[Opening EXCERPTED RECORDS section]

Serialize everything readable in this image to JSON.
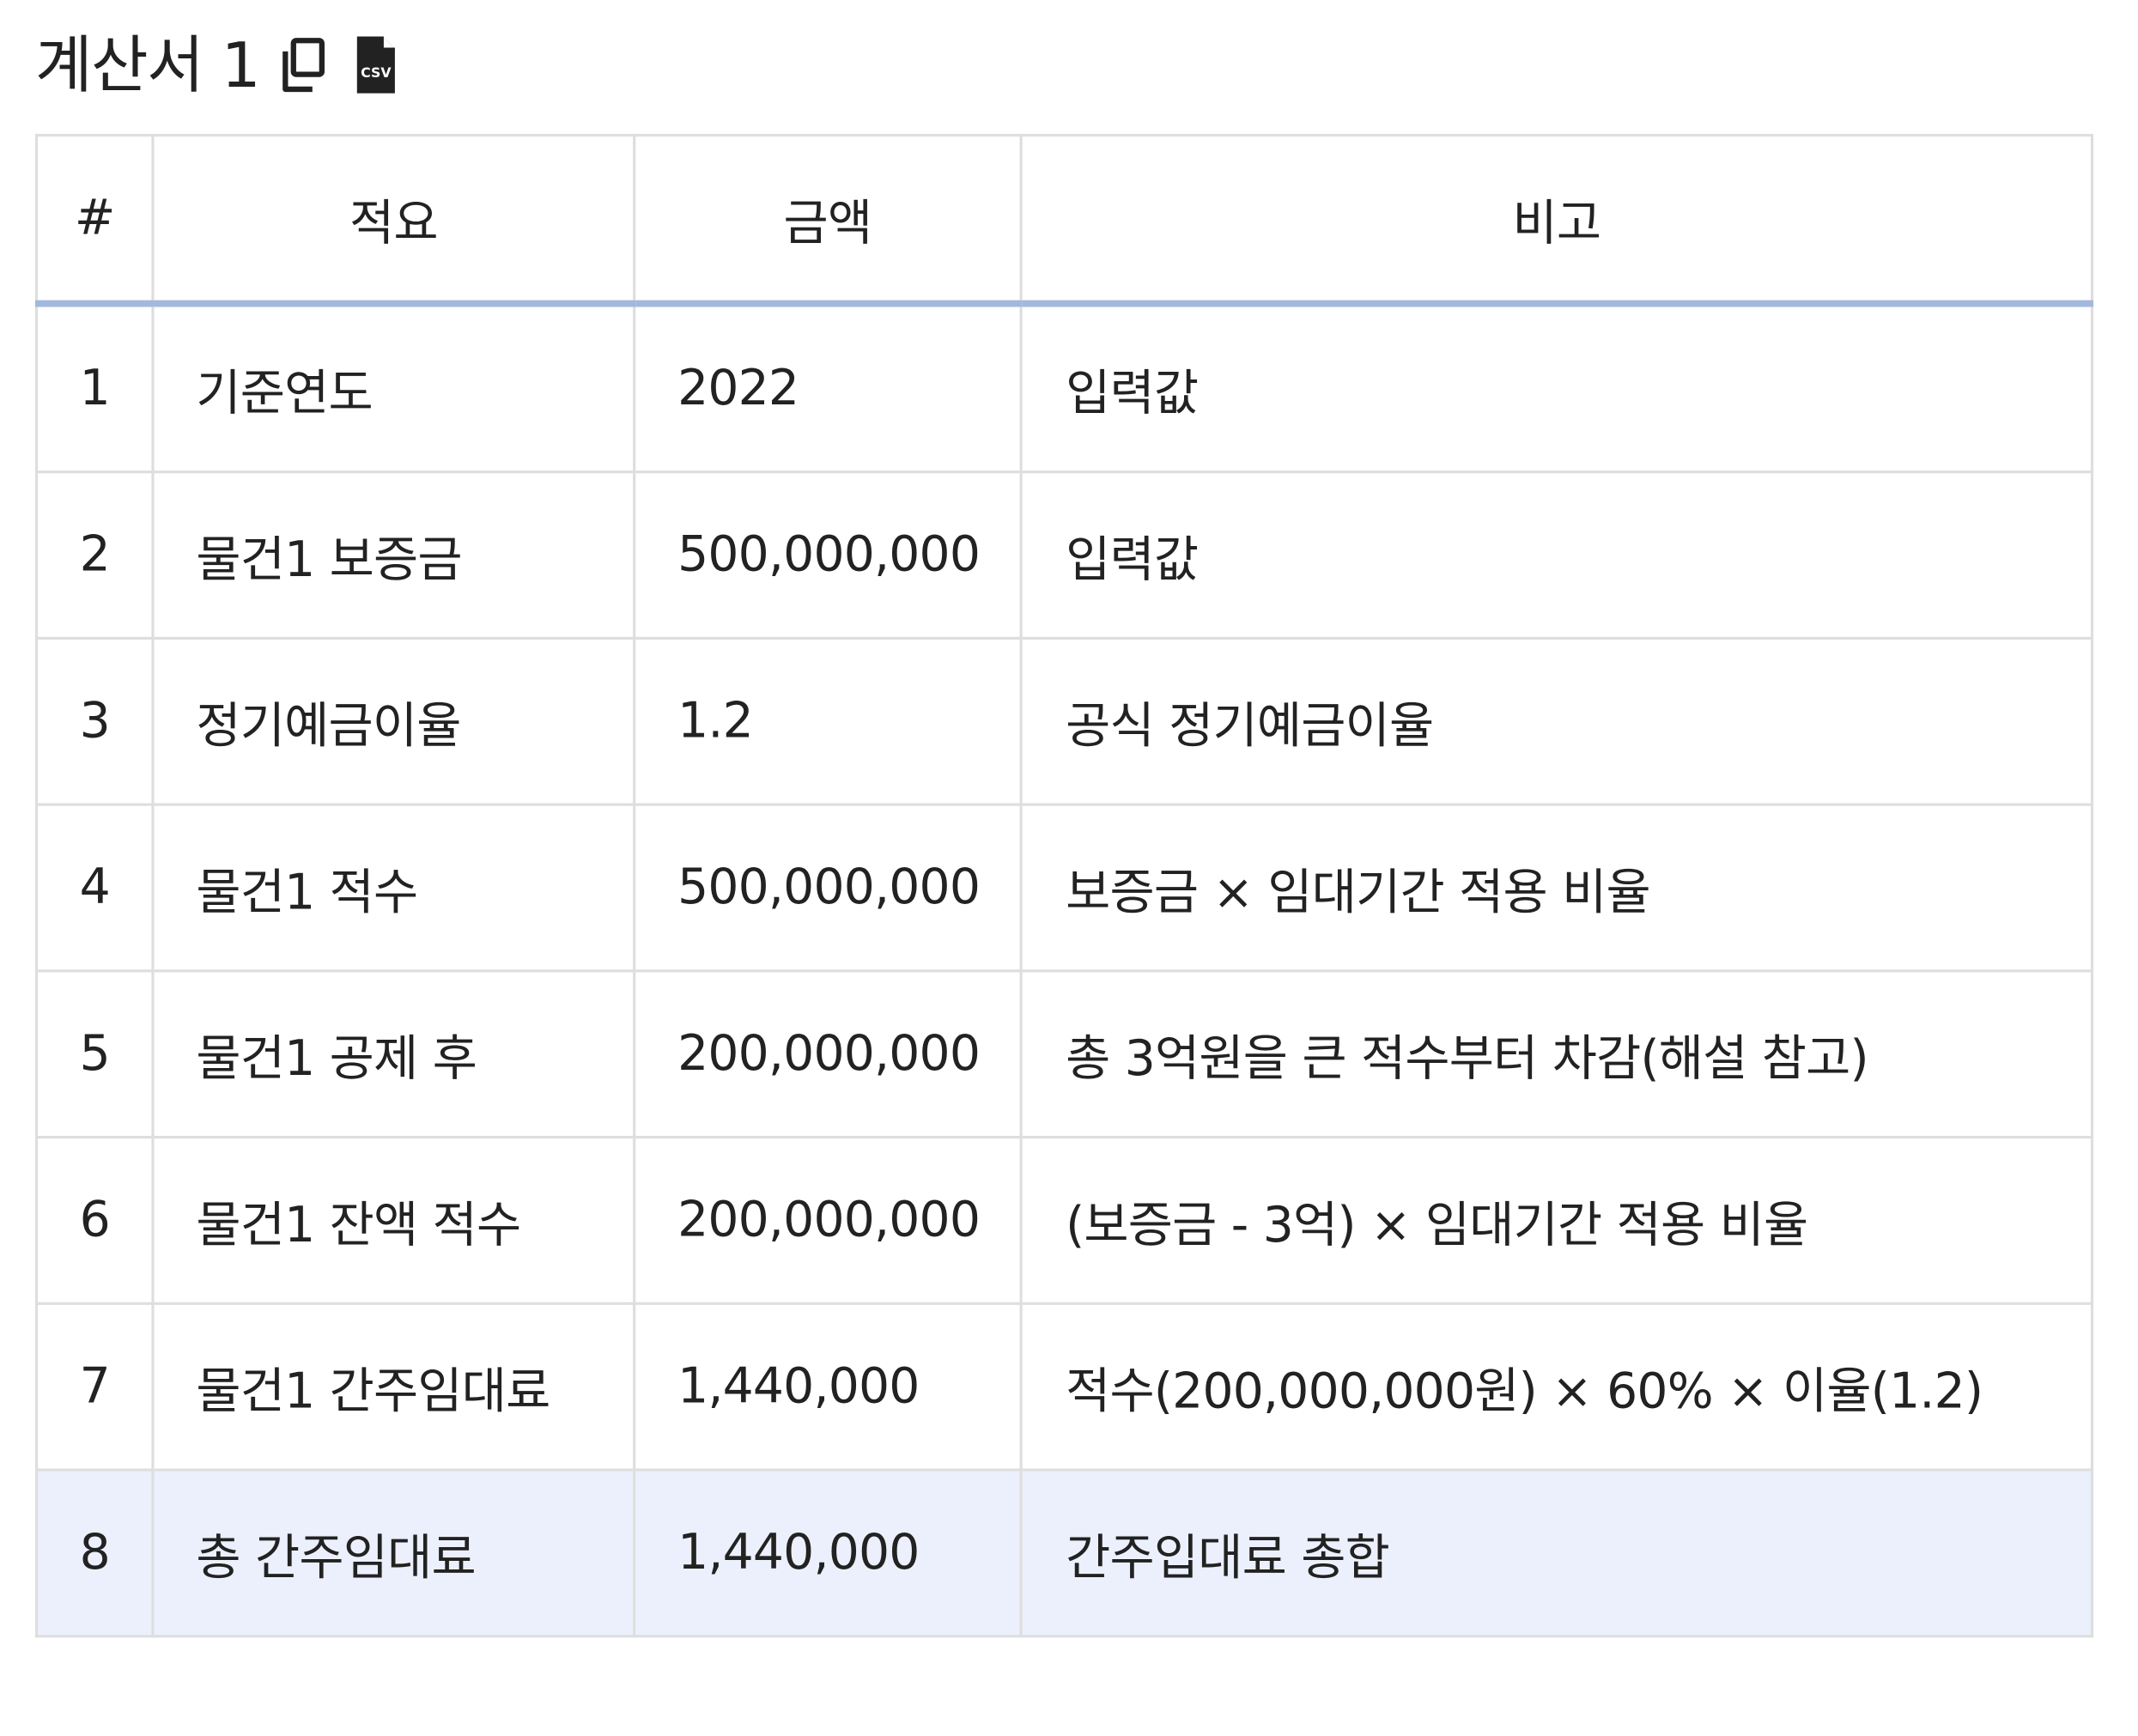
{
  "title": "계산서 1",
  "icons": {
    "copy": "copy-icon",
    "csv": "csv-file-icon",
    "csv_text": "CSV"
  },
  "colors": {
    "header_divider": "#a3b8dd",
    "highlight_row": "#ecf0fc",
    "grid": "#dedede",
    "text": "#222222"
  },
  "table": {
    "headers": [
      "#",
      "적요",
      "금액",
      "비고"
    ],
    "rows": [
      [
        "1",
        "기준연도",
        "2022",
        "입력값"
      ],
      [
        "2",
        "물건1 보증금",
        "500,000,000",
        "입력값"
      ],
      [
        "3",
        "정기예금이율",
        "1.2",
        "공식 정기예금이율"
      ],
      [
        "4",
        "물건1 적수",
        "500,000,000",
        "보증금 × 임대기간 적용 비율"
      ],
      [
        "5",
        "물건1 공제 후",
        "200,000,000",
        "총 3억원을 큰 적수부터 차감(해설 참고)"
      ],
      [
        "6",
        "물건1 잔액 적수",
        "200,000,000",
        "(보증금 - 3억) × 임대기간 적용 비율"
      ],
      [
        "7",
        "물건1 간주임대료",
        "1,440,000",
        "적수(200,000,000원) × 60% × 이율(1.2)"
      ],
      [
        "8",
        "총 간주임대료",
        "1,440,000",
        "간주입대료 총합"
      ]
    ]
  }
}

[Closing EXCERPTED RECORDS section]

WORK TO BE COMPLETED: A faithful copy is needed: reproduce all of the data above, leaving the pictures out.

TASK ANSWER:
Serialize everything readable in this image to JSON.
{
  "title": "계산서 1",
  "icons": {
    "copy": "copy-icon",
    "csv": "csv-file-icon",
    "csv_text": "CSV"
  },
  "colors": {
    "header_divider": "#a3b8dd",
    "highlight_row": "#ecf0fc",
    "grid": "#dedede",
    "text": "#222222"
  },
  "table": {
    "headers": [
      "#",
      "적요",
      "금액",
      "비고"
    ],
    "rows": [
      [
        "1",
        "기준연도",
        "2022",
        "입력값"
      ],
      [
        "2",
        "물건1 보증금",
        "500,000,000",
        "입력값"
      ],
      [
        "3",
        "정기예금이율",
        "1.2",
        "공식 정기예금이율"
      ],
      [
        "4",
        "물건1 적수",
        "500,000,000",
        "보증금 × 임대기간 적용 비율"
      ],
      [
        "5",
        "물건1 공제 후",
        "200,000,000",
        "총 3억원을 큰 적수부터 차감(해설 참고)"
      ],
      [
        "6",
        "물건1 잔액 적수",
        "200,000,000",
        "(보증금 - 3억) × 임대기간 적용 비율"
      ],
      [
        "7",
        "물건1 간주임대료",
        "1,440,000",
        "적수(200,000,000원) × 60% × 이율(1.2)"
      ],
      [
        "8",
        "총 간주임대료",
        "1,440,000",
        "간주입대료 총합"
      ]
    ]
  }
}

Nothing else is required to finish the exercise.